Lunchtime Talk with Travis Foster | Melville: Race and Reconciliation after the Civil War

Date / Time

  • October 1, 2019
    12:30 pm - 1:30 pm

How did Melville’s thinking about American race relations shift after the Civil War? How does this shift help us better understand white nationalism in our own era? This talk addresses these questions by contrasting Melville’s resistance to racist thought in his antebellum writings (especially Typee, Moby-Dick, and Benito Cereno) with his seeming embrace of white (more…)

Mini-Series: Three Looks at Jonah | Islamic Perspective with Assistant Imam Hudhaifah Abdulhayy

Date / Time

  • January 15, 2020
    6:00 pm - 7:00 pm

From Father Mapple’s sermon to the very premise of The Whale, the Biblical figure of Jonah hovers throughout Moby-Dick. The ancient story of Jonah is a shared text that has influenced literature and religion across cultures and centuries. In conjunction with the Rosenbach’s American Voyager exhibit, scholars and faith leaders from Philadelphia will explore the importance of the prophet Jonah to understandings of Judaism, Christianity, and Islam.

Mini-Series: Three Looks at Jonah | Christian Perspectives with Rev. Bill Golderer

Date / Time

  • December 11, 2019
    6:00 pm - 7:00 pm

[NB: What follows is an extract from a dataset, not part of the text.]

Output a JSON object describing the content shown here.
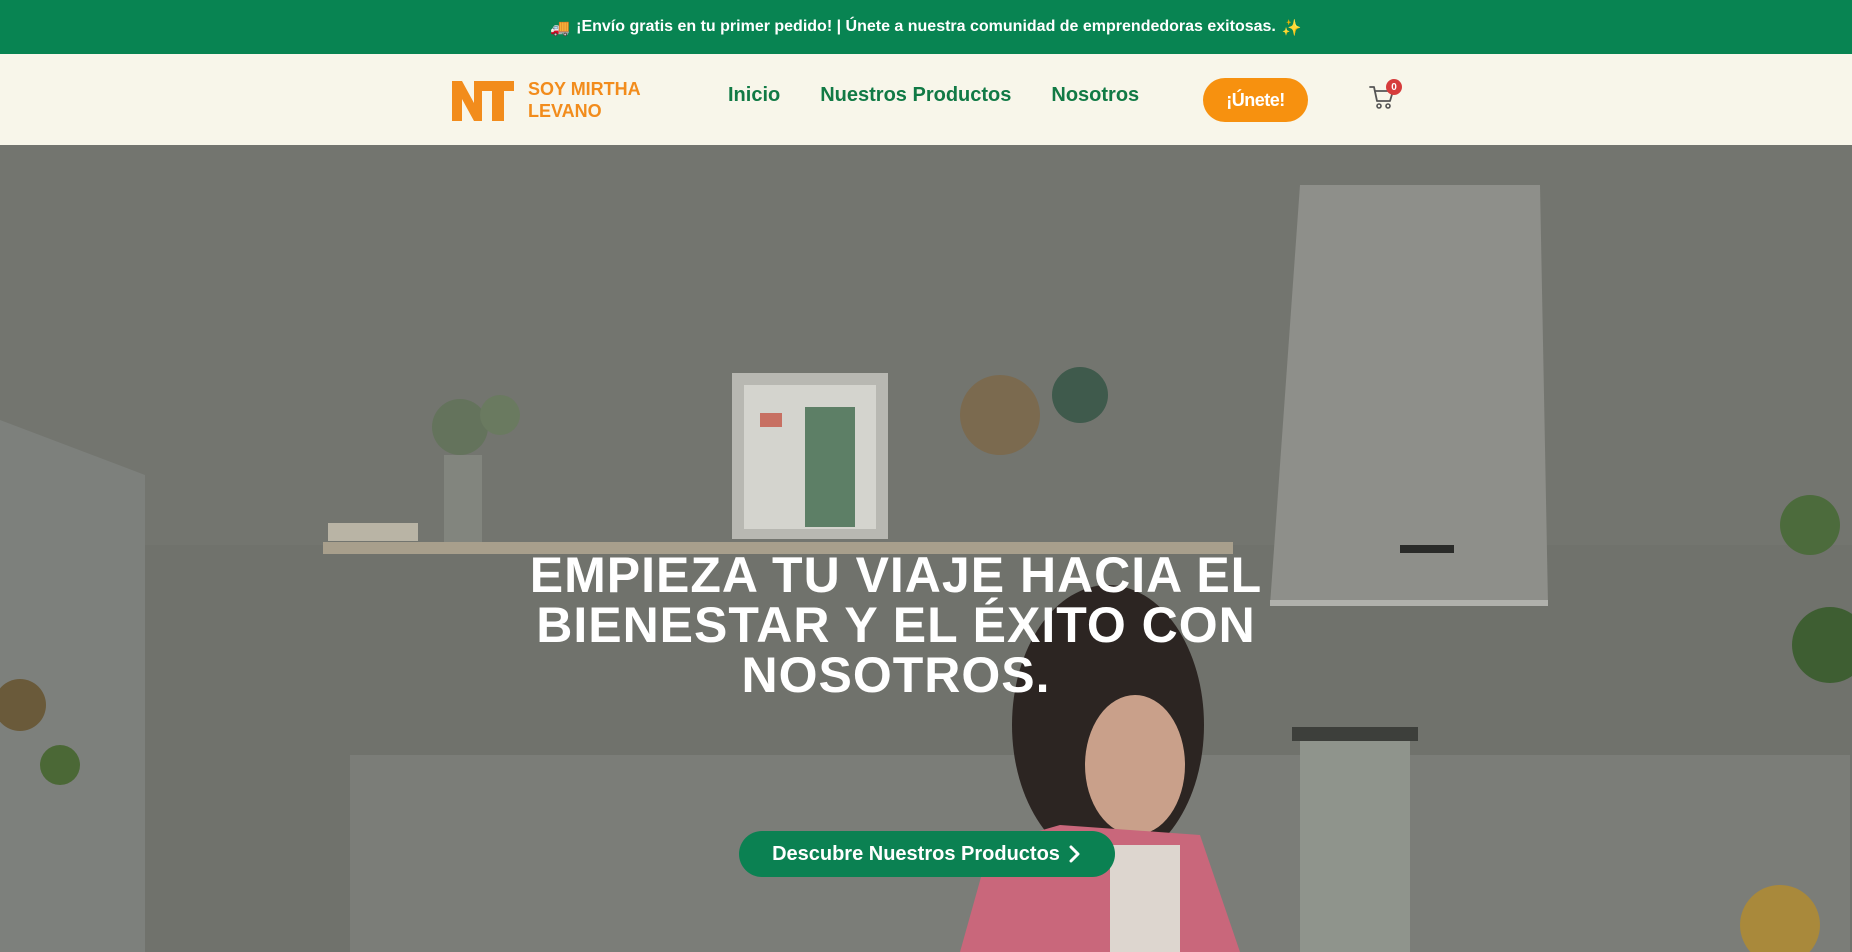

From Father Mapple’s sermon to the very premise of The Whale, the Biblical figure of Jonah hovers throughout Moby-Dick. The ancient story of Jonah is a shared text that has influenced literature and religion across cultures and centuries. In conjunction with the Rosenbach’s American Voyager exhibit, scholars and faith leaders from Philadelphia will explore the importance of the prophet Jonah to understandings of Judaism, Christianity, and Islam.

Mini-Series: Three Looks at Jonah | Jewish Perspectives with Natalie B. Dohrmann

Date / Time

  • October 16, 2019
    6:00 pm - 7:00 pm

Sea monsters in Jewish tradition bear with them always tales of the beginning of time, and its end. Jonah, riding in the belly of his great fish, is carried uncertainly between them. Johan has baffled Jewish interpreters for centuries, and ignited a wide range of conflicting interpretations. The rabbis said the eyes of the whale were like windows though which Jonah could observe the foundations of creation – we’ll look back through at him to try to get a hold on what has made this short book such a fathomless riddle for Jews.

In Conversation with Mark Beauregard

Date / Time

  • January 22, 2020
    6:00 pm - 7:00 pm

The Whale: A Love Story, a rich and captivating novel set amid the witty, high-spirited literary society of 1850s New England, offers a new window on Herman Melville’s emotionally charged relationship with Nathaniel Hawthorne and how it transformed his masterpiece, Moby-Dick. Author Mark Beauregard joins us to discuss his new work.

In Conversation with Steven Olsen-Smith | Melville’s Reading and the Arc of Literary Genius

Date / Time

  • October 10, 2019
    6:00 pm - 7:00 pm

Herman Melville acquired some 1,000 books prior to his death, after which his library was dispersed among family members and second-hand book dealers. Less than a third of the collection is known to survive, but copies with his autograph and notes continue to resurface. This program will discuss ongoing efforts to trace the dispersal of Melville’s library and analyze evidence of his reading, including technical recovery of annotations that were erased after his death, and will address the role of Melville’s engagement with books in the formation of his genius and the creation of his art.

Course: Moby-Dick

Date / Time

  • August 20, 2019
    6:00 pm - 7:45 pm
  • September 17, 2019
    6:00 pm - 7:45 pm
  • October 15, 2019
    6:00 pm - 7:45 pm

The course provides an opportunity to read, study, and discuss Herman Melville’s 1851 novel, Moby-Dick; or, The Whale. The story tracks two parallel quests: Captain Ahab’s to kill and thereby take revenge on the white whale; and Ishmael’s to know and understand the white whale.